▶ Given data
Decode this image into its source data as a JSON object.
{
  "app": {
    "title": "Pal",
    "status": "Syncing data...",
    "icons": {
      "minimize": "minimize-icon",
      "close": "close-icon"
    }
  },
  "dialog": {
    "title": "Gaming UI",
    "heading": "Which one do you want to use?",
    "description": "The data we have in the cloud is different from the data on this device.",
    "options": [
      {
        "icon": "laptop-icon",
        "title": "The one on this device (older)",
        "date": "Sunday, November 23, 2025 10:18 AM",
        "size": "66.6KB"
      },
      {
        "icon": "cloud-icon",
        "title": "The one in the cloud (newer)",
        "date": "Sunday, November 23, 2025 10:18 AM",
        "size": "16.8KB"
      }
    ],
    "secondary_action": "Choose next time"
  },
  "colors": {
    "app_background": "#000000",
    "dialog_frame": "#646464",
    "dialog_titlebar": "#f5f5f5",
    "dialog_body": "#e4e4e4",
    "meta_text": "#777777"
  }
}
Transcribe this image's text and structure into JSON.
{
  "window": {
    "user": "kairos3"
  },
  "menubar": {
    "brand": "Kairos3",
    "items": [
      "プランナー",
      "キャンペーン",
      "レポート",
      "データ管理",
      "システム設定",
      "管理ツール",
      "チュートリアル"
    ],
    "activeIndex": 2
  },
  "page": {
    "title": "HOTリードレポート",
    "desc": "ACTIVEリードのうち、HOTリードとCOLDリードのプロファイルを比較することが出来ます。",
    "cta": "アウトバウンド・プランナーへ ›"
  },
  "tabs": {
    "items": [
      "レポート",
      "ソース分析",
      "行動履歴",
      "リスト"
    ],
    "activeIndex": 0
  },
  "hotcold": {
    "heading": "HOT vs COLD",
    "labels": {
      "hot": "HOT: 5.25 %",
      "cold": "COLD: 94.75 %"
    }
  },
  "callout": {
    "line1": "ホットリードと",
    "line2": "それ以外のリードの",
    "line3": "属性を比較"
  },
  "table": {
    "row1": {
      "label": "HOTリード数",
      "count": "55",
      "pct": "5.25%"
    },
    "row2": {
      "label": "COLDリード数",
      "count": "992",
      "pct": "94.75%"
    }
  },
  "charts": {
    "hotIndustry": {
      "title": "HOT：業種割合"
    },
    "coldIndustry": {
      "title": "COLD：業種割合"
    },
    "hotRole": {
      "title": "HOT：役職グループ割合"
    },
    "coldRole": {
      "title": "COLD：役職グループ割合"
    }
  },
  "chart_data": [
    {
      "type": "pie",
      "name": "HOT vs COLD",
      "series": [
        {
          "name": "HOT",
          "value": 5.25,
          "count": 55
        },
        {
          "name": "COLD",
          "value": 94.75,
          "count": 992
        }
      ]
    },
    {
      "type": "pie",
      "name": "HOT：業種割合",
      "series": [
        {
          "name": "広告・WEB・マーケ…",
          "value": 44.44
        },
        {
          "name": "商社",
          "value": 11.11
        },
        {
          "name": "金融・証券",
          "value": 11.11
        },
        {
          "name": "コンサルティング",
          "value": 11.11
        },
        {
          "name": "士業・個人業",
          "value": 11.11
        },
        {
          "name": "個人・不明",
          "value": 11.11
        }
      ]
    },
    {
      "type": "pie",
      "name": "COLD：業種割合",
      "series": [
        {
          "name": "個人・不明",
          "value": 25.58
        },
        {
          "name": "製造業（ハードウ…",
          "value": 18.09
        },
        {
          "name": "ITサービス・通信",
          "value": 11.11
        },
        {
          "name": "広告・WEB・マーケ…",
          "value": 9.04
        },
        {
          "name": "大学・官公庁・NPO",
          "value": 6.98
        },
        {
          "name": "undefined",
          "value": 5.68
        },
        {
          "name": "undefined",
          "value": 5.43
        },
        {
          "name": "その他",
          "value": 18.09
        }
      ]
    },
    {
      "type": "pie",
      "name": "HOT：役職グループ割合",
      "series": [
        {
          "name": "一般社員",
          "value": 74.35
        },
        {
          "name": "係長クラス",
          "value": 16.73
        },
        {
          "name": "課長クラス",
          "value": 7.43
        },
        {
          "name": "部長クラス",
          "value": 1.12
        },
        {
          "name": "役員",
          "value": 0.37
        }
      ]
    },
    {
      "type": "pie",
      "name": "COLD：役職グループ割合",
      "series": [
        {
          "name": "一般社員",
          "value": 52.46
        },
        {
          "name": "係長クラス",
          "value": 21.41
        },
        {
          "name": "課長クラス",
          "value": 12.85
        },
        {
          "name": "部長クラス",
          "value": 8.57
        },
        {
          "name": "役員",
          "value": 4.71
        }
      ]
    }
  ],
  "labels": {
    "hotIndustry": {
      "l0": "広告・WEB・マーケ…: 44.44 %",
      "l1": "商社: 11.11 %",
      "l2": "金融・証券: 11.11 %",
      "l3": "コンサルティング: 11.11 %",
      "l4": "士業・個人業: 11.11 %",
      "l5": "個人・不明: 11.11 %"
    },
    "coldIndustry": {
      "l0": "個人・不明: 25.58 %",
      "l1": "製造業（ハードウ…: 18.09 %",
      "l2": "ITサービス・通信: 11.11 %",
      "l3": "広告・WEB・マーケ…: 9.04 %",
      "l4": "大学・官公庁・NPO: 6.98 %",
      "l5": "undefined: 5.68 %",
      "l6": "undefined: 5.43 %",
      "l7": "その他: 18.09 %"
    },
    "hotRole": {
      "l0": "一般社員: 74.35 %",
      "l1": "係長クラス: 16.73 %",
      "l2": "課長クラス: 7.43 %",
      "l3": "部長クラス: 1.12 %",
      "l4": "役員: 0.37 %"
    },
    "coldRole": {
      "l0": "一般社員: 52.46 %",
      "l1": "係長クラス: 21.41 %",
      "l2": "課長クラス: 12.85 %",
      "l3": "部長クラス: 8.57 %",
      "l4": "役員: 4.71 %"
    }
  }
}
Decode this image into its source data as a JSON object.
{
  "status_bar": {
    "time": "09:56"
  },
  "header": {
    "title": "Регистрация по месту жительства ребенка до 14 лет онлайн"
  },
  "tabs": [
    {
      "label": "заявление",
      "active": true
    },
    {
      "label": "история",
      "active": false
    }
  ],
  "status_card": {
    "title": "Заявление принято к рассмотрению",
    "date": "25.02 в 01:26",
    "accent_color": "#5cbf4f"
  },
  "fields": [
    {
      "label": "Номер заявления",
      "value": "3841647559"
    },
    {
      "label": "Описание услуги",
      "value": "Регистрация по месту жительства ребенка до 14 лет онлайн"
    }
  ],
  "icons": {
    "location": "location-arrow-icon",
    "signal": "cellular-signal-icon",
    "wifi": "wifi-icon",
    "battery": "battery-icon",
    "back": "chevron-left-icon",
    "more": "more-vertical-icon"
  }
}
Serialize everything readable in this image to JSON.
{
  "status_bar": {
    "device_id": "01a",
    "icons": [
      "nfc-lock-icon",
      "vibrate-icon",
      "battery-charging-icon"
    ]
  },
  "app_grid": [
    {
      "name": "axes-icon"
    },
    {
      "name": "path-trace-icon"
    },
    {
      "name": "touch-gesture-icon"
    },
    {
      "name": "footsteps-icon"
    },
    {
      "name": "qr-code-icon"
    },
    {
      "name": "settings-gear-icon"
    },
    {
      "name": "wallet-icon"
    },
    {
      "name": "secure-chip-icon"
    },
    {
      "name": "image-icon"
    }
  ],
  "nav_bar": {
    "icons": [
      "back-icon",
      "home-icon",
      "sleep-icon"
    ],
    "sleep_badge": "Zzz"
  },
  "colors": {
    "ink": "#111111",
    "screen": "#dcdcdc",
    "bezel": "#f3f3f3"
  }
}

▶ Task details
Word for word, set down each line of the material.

▶ Response area
Decode this image into its source data as a JSON object.
{
  "app": {
    "title": "Pal",
    "status": "Syncing data...",
    "icons": {
      "minimize": "minimize-icon",
      "close": "close-icon"
    }
  },
  "dialog": {
    "title": "Gaming UI",
    "heading": "Which one do you want to use?",
    "description": "The data we have in the cloud is different from the data on this device.",
    "options": [
      {
        "icon": "laptop-icon",
        "title": "The one on this device (older)",
        "date": "Sunday, November 23, 2025 10:18 AM",
        "size": "66.6KB"
      },
      {
        "icon": "cloud-icon",
        "title": "The one in the cloud (newer)",
        "date": "Sunday, November 23, 2025 10:18 AM",
        "size": "16.8KB"
      }
    ],
    "secondary_action": "Choose next time"
  },
  "colors": {
    "app_background": "#000000",
    "dialog_frame": "#646464",
    "dialog_titlebar": "#f5f5f5",
    "dialog_body": "#e4e4e4",
    "meta_text": "#777777"
  }
}
Transcribe this image's text and structure into JSON.
{
  "window": {
    "user": "kairos3"
  },
  "menubar": {
    "brand": "Kairos3",
    "items": [
      "プランナー",
      "キャンペーン",
      "レポート",
      "データ管理",
      "システム設定",
      "管理ツール",
      "チュートリアル"
    ],
    "activeIndex": 2
  },
  "page": {
    "title": "HOTリードレポート",
    "desc": "ACTIVEリードのうち、HOTリードとCOLDリードのプロファイルを比較することが出来ます。",
    "cta": "アウトバウンド・プランナーへ ›"
  },
  "tabs": {
    "items": [
      "レポート",
      "ソース分析",
      "行動履歴",
      "リスト"
    ],
    "activeIndex": 0
  },
  "hotcold": {
    "heading": "HOT vs COLD",
    "labels": {
      "hot": "HOT: 5.25 %",
      "cold": "COLD: 94.75 %"
    }
  },
  "callout": {
    "line1": "ホットリードと",
    "line2": "それ以外のリードの",
    "line3": "属性を比較"
  },
  "table": {
    "row1": {
      "label": "HOTリード数",
      "count": "55",
      "pct": "5.25%"
    },
    "row2": {
      "label": "COLDリード数",
      "count": "992",
      "pct": "94.75%"
    }
  },
  "charts": {
    "hotIndustry": {
      "title": "HOT：業種割合"
    },
    "coldIndustry": {
      "title": "COLD：業種割合"
    },
    "hotRole": {
      "title": "HOT：役職グループ割合"
    },
    "coldRole": {
      "title": "COLD：役職グループ割合"
    }
  },
  "chart_data": [
    {
      "type": "pie",
      "name": "HOT vs COLD",
      "series": [
        {
          "name": "HOT",
          "value": 5.25,
          "count": 55
        },
        {
          "name": "COLD",
          "value": 94.75,
          "count": 992
        }
      ]
    },
    {
      "type": "pie",
      "name": "HOT：業種割合",
      "series": [
        {
          "name": "広告・WEB・マーケ…",
          "value": 44.44
        },
        {
          "name": "商社",
          "value": 11.11
        },
        {
          "name": "金融・証券",
          "value": 11.11
        },
        {
          "name": "コンサルティング",
          "value": 11.11
        },
        {
          "name": "士業・個人業",
          "value": 11.11
        },
        {
          "name": "個人・不明",
          "value": 11.11
        }
      ]
    },
    {
      "type": "pie",
      "name": "COLD：業種割合",
      "series": [
        {
          "name": "個人・不明",
          "value": 25.58
        },
        {
          "name": "製造業（ハードウ…",
          "value": 18.09
        },
        {
          "name": "ITサービス・通信",
          "value": 11.11
        },
        {
          "name": "広告・WEB・マーケ…",
          "value": 9.04
        },
        {
          "name": "大学・官公庁・NPO",
          "value": 6.98
        },
        {
          "name": "undefined",
          "value": 5.68
        },
        {
          "name": "undefined",
          "value": 5.43
        },
        {
          "name": "その他",
          "value": 18.09
        }
      ]
    },
    {
      "type": "pie",
      "name": "HOT：役職グループ割合",
      "series": [
        {
          "name": "一般社員",
          "value": 74.35
        },
        {
          "name": "係長クラス",
          "value": 16.73
        },
        {
          "name": "課長クラス",
          "value": 7.43
        },
        {
          "name": "部長クラス",
          "value": 1.12
        },
        {
          "name": "役員",
          "value": 0.37
        }
      ]
    },
    {
      "type": "pie",
      "name": "COLD：役職グループ割合",
      "series": [
        {
          "name": "一般社員",
          "value": 52.46
        },
        {
          "name": "係長クラス",
          "value": 21.41
        },
        {
          "name": "課長クラス",
          "value": 12.85
        },
        {
          "name": "部長クラス",
          "value": 8.57
        },
        {
          "name": "役員",
          "value": 4.71
        }
      ]
    }
  ],
  "labels": {
    "hotIndustry": {
      "l0": "広告・WEB・マーケ…: 44.44 %",
      "l1": "商社: 11.11 %",
      "l2": "金融・証券: 11.11 %",
      "l3": "コンサルティング: 11.11 %",
      "l4": "士業・個人業: 11.11 %",
      "l5": "個人・不明: 11.11 %"
    },
    "coldIndustry": {
      "l0": "個人・不明: 25.58 %",
      "l1": "製造業（ハードウ…: 18.09 %",
      "l2": "ITサービス・通信: 11.11 %",
      "l3": "広告・WEB・マーケ…: 9.04 %",
      "l4": "大学・官公庁・NPO: 6.98 %",
      "l5": "undefined: 5.68 %",
      "l6": "undefined: 5.43 %",
      "l7": "その他: 18.09 %"
    },
    "hotRole": {
      "l0": "一般社員: 74.35 %",
      "l1": "係長クラス: 16.73 %",
      "l2": "課長クラス: 7.43 %",
      "l3": "部長クラス: 1.12 %",
      "l4": "役員: 0.37 %"
    },
    "coldRole": {
      "l0": "一般社員: 52.46 %",
      "l1": "係長クラス: 21.41 %",
      "l2": "課長クラス: 12.85 %",
      "l3": "部長クラス: 8.57 %",
      "l4": "役員: 4.71 %"
    }
  }
}
Decode this image into its source data as a JSON object.
{
  "status_bar": {
    "time": "09:56"
  },
  "header": {
    "title": "Регистрация по месту жительства ребенка до 14 лет онлайн"
  },
  "tabs": [
    {
      "label": "заявление",
      "active": true
    },
    {
      "label": "история",
      "active": false
    }
  ],
  "status_card": {
    "title": "Заявление принято к рассмотрению",
    "date": "25.02 в 01:26",
    "accent_color": "#5cbf4f"
  },
  "fields": [
    {
      "label": "Номер заявления",
      "value": "3841647559"
    },
    {
      "label": "Описание услуги",
      "value": "Регистрация по месту жительства ребенка до 14 лет онлайн"
    }
  ],
  "icons": {
    "location": "location-arrow-icon",
    "signal": "cellular-signal-icon",
    "wifi": "wifi-icon",
    "battery": "battery-icon",
    "back": "chevron-left-icon",
    "more": "more-vertical-icon"
  }
}
Serialize everything readable in this image to JSON.
{
  "status_bar": {
    "device_id": "01a",
    "icons": [
      "nfc-lock-icon",
      "vibrate-icon",
      "battery-charging-icon"
    ]
  },
  "app_grid": [
    {
      "name": "axes-icon"
    },
    {
      "name": "path-trace-icon"
    },
    {
      "name": "touch-gesture-icon"
    },
    {
      "name": "footsteps-icon"
    },
    {
      "name": "qr-code-icon"
    },
    {
      "name": "settings-gear-icon"
    },
    {
      "name": "wallet-icon"
    },
    {
      "name": "secure-chip-icon"
    },
    {
      "name": "image-icon"
    }
  ],
  "nav_bar": {
    "icons": [
      "back-icon",
      "home-icon",
      "sleep-icon"
    ],
    "sleep_badge": "Zzz"
  },
  "colors": {
    "ink": "#111111",
    "screen": "#dcdcdc",
    "bezel": "#f3f3f3"
  }
}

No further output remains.